* TASK DIRECTIONS
What follows is a set of records. Repeat them word for word.

= = = = = = =

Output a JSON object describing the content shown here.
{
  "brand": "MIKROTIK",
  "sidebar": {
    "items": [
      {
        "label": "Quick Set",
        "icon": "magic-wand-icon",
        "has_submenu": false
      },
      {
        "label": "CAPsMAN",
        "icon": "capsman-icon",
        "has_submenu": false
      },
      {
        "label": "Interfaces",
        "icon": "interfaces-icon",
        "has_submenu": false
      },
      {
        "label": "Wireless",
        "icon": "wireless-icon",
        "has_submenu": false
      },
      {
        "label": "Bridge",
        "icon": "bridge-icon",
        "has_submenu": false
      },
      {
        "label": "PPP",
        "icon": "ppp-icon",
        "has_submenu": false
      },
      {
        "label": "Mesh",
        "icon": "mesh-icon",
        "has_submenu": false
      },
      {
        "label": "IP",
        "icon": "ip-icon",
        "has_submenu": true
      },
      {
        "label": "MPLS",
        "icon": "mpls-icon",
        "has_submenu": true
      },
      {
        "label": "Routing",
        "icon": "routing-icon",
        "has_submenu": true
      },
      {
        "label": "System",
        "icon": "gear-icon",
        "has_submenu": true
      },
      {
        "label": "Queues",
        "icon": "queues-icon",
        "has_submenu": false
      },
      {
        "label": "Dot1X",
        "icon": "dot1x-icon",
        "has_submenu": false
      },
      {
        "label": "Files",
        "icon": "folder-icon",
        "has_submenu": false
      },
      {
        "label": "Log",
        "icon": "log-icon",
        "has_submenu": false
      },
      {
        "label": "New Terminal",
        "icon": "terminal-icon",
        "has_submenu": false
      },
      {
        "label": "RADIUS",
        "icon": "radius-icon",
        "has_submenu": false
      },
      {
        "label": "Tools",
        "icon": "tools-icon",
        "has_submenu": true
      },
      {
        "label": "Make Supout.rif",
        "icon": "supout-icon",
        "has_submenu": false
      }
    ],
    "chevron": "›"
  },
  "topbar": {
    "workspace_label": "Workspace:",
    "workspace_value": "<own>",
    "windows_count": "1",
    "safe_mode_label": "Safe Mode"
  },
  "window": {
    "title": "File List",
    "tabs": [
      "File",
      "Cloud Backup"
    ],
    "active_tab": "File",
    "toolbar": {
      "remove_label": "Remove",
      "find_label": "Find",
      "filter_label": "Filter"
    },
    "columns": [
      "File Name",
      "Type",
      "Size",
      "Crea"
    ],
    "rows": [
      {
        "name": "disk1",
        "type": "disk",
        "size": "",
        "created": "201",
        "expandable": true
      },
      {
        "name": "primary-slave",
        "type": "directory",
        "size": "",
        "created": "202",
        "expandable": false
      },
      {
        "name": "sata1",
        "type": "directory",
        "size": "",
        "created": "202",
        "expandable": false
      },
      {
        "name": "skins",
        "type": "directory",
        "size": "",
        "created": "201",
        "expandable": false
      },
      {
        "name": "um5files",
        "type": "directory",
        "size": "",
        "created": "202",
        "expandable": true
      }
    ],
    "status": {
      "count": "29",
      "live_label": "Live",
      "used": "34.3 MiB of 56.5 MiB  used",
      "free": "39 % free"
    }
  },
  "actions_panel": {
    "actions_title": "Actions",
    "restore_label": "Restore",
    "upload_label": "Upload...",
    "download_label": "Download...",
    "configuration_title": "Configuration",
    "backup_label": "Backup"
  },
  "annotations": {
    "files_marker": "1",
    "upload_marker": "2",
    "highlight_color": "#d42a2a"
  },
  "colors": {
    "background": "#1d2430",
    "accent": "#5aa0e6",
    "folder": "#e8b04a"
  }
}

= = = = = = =

* WRITTEN RESPONSE
Output a JSON object describing the content shown here.
{
  "brand": "MIKROTIK",
  "sidebar": {
    "items": [
      {
        "label": "Quick Set",
        "icon": "magic-wand-icon",
        "has_submenu": false
      },
      {
        "label": "CAPsMAN",
        "icon": "capsman-icon",
        "has_submenu": false
      },
      {
        "label": "Interfaces",
        "icon": "interfaces-icon",
        "has_submenu": false
      },
      {
        "label": "Wireless",
        "icon": "wireless-icon",
        "has_submenu": false
      },
      {
        "label": "Bridge",
        "icon": "bridge-icon",
        "has_submenu": false
      },
      {
        "label": "PPP",
        "icon": "ppp-icon",
        "has_submenu": false
      },
      {
        "label": "Mesh",
        "icon": "mesh-icon",
        "has_submenu": false
      },
      {
        "label": "IP",
        "icon": "ip-icon",
        "has_submenu": true
      },
      {
        "label": "MPLS",
        "icon": "mpls-icon",
        "has_submenu": true
      },
      {
        "label": "Routing",
        "icon": "routing-icon",
        "has_submenu": true
      },
      {
        "label": "System",
        "icon": "gear-icon",
        "has_submenu": true
      },
      {
        "label": "Queues",
        "icon": "queues-icon",
        "has_submenu": false
      },
      {
        "label": "Dot1X",
        "icon": "dot1x-icon",
        "has_submenu": false
      },
      {
        "label": "Files",
        "icon": "folder-icon",
        "has_submenu": false
      },
      {
        "label": "Log",
        "icon": "log-icon",
        "has_submenu": false
      },
      {
        "label": "New Terminal",
        "icon": "terminal-icon",
        "has_submenu": false
      },
      {
        "label": "RADIUS",
        "icon": "radius-icon",
        "has_submenu": false
      },
      {
        "label": "Tools",
        "icon": "tools-icon",
        "has_submenu": true
      },
      {
        "label": "Make Supout.rif",
        "icon": "supout-icon",
        "has_submenu": false
      }
    ],
    "chevron": "›"
  },
  "topbar": {
    "workspace_label": "Workspace:",
    "workspace_value": "<own>",
    "windows_count": "1",
    "safe_mode_label": "Safe Mode"
  },
  "window": {
    "title": "File List",
    "tabs": [
      "File",
      "Cloud Backup"
    ],
    "active_tab": "File",
    "toolbar": {
      "remove_label": "Remove",
      "find_label": "Find",
      "filter_label": "Filter"
    },
    "columns": [
      "File Name",
      "Type",
      "Size",
      "Crea"
    ],
    "rows": [
      {
        "name": "disk1",
        "type": "disk",
        "size": "",
        "created": "201",
        "expandable": true
      },
      {
        "name": "primary-slave",
        "type": "directory",
        "size": "",
        "created": "202",
        "expandable": false
      },
      {
        "name": "sata1",
        "type": "directory",
        "size": "",
        "created": "202",
        "expandable": false
      },
      {
        "name": "skins",
        "type": "directory",
        "size": "",
        "created": "201",
        "expandable": false
      },
      {
        "name": "um5files",
        "type": "directory",
        "size": "",
        "created": "202",
        "expandable": true
      }
    ],
    "status": {
      "count": "29",
      "live_label": "Live",
      "used": "34.3 MiB of 56.5 MiB  used",
      "free": "39 % free"
    }
  },
  "actions_panel": {
    "actions_title": "Actions",
    "restore_label": "Restore",
    "upload_label": "Upload...",
    "download_label": "Download...",
    "configuration_title": "Configuration",
    "backup_label": "Backup"
  },
  "annotations": {
    "files_marker": "1",
    "upload_marker": "2",
    "highlight_color": "#d42a2a"
  },
  "colors": {
    "background": "#1d2430",
    "accent": "#5aa0e6",
    "folder": "#e8b04a"
  }
}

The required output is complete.